Injunction rescues a business.
Injunctions in Texas are complex and lawyers need to be on their toes.
We work on cases that seek to have an injunction entered. We also work on cases trying to defeat an injunction. In this case, we are defending against the injunction.
The client and his prior lawyer went to the temporary injunction on a Friday. The hearing did not go well and was carried over until Monday. Because it didn’t go well, I received an email from the client (then only a potential client) on Friday night.
This case was a dispute over the sale of a business. The client was accused of agreeing to sell a business to a couple of employees and then backing out of the agreement three years later. The hearing was supposed to determine whether the client could continue to operate the business.
The client could tell that his prior lawyer wasn’t experienced in temporary injunction matters and was in a panic. The hearing was clearly not going well.
We received an email from the client asking if we would be interested in taking over on Monday. Darrell agreed to meet with the client on Friday night to review the situation. We didn’t want to take on a matter if we couldn’t do a good job.
We accepted the case and worked over the weekend preparing for the contuation of the hearing. We electronically filed a flurry of documents on Sunday and appeared at the hearing on Monday morning.
We took the case because the employees could not meet their burden at the hearing to be awarded a temporary injunction. This proved to be true at the hearing as we continually reminded the judge that one element of a temporary injunction, the requirement of “irreparable harm,” would prevent the granting of a temporary injunction.
The court agreed and denied the request for injunction against our client. When the judge announced his ruling we were treated to the added pleasure of seeing one of the employees collapsing in disappointment.
We love this job.
A collections TRO
Some collections matters require a TRO.
We were called by the general counsel of a large, publicly-traded company that had a substantial receivable in Dallas against a nursing home. The client’s customer service representative learned from the nursing home’s employees that the owner was planning to transfer the business to another company they owned in an attempt to avoid its creditors.
When the General Counsel called she was worried that there was nothing to be done to stop the nursing home from dissipating assets and defrauding its creditors.
We immediately filed suit and asked the court for a TRO stopping the transfer from going forward. The court granted the TRO and we proceeded to the temporary injunction hearing.
In the meantime, we found where they had created new companies and found witnesses that corroborated everything we had heard from the client’s customer service representative.
Armed with this evidence we headed to the temporary injunction hearing. Before the hearing was to begin we met with the lawyers for the nursing home and a dialogue for settlement began. As a result, the court agreed to delay the hearing for an hour.
Eventually, before the temporary injunction hearing was commenced, the client settled on terms they found favorable.

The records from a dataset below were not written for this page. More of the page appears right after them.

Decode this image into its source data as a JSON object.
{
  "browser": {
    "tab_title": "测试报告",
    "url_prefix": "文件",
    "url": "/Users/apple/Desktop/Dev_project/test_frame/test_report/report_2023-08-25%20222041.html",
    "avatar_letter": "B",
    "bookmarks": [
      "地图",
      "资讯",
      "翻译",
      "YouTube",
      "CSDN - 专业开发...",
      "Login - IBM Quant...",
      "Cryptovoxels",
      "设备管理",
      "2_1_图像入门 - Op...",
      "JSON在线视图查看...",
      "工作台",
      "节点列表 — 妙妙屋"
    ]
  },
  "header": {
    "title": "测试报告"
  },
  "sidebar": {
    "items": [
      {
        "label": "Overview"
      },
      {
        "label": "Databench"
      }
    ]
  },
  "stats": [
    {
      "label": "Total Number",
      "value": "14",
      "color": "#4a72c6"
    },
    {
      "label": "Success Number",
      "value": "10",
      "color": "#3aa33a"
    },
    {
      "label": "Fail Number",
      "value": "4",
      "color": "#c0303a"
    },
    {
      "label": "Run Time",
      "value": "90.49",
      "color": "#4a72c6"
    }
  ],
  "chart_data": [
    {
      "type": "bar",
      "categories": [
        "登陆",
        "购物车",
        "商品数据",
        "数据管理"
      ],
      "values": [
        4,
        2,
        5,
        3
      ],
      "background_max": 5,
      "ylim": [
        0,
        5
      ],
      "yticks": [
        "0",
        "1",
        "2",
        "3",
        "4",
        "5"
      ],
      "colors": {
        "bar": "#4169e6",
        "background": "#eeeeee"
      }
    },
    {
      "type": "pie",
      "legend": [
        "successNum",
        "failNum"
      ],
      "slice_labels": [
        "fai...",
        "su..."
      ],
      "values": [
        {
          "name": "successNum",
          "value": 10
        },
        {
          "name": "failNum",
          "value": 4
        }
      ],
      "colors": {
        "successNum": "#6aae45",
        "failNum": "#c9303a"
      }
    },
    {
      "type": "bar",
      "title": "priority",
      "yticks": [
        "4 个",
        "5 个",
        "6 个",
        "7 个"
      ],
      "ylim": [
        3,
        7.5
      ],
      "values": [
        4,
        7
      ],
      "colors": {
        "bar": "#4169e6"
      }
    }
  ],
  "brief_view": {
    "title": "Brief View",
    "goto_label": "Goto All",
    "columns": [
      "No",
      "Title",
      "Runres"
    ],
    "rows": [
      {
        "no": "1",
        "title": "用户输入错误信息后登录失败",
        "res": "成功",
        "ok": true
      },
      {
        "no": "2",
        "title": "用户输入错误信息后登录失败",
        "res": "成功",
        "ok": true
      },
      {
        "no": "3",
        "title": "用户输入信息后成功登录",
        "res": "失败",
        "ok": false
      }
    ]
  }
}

Life as a Texas collections lawyer is rarely boring. Not every lawyer knows the best practice for collecting a judgment. No two situations are the same. Frequently we are retained by lawyers who obtain a judgment and then are stumped. A lawyer in Houston had obtained a judgment against a debtor who had a Big Firm lawyer representing him. Prosecuting judgments in Texas is a specialty, not every one understand the process and eventually we were hired to collect the judgment.View Entry
Sometimes Texas construction lawyers see next level delaying tactics.
The client was a demolition company that was hired to demolish the public square of a local college. The job was supposed to take three weeks. However, the client had a backhoe cause some minor damage to one of the college’s existing buildings.
The client’s insurance company repaired the damage and the delay to the project was only a few days as the client worked weekends to make sure the overall project wasn’t unnecessarily delayed.
Once the project was 90% complete the general contractor told the client not to come back to the job site. There were procedures for terminating the contract and the general contractor ignored all of them.
The the general contractor refused to pay the sums due under the contract.
We sent a demand letter and the response from the general contractor’s lawyer was that the damage to the building was such that our client should not be paid. But…the insurance company paid for the damage and the repairs were made in a matter of weeks. So that was no defense.
We filed suit and the case was tried to a judge, not a jury.
We went to trial and the judge ruled in the client’s favor on about 95% of the items in question. So we obtained a significant judgment for the client.
The debtor general contractor refused to pay and so we sent the usual post-judgment discovery. Before the due date of that discovery the defendant paid 100% of the amount due under the judgment, including interest.
The client’s commitment was strong and they were well-rewarded.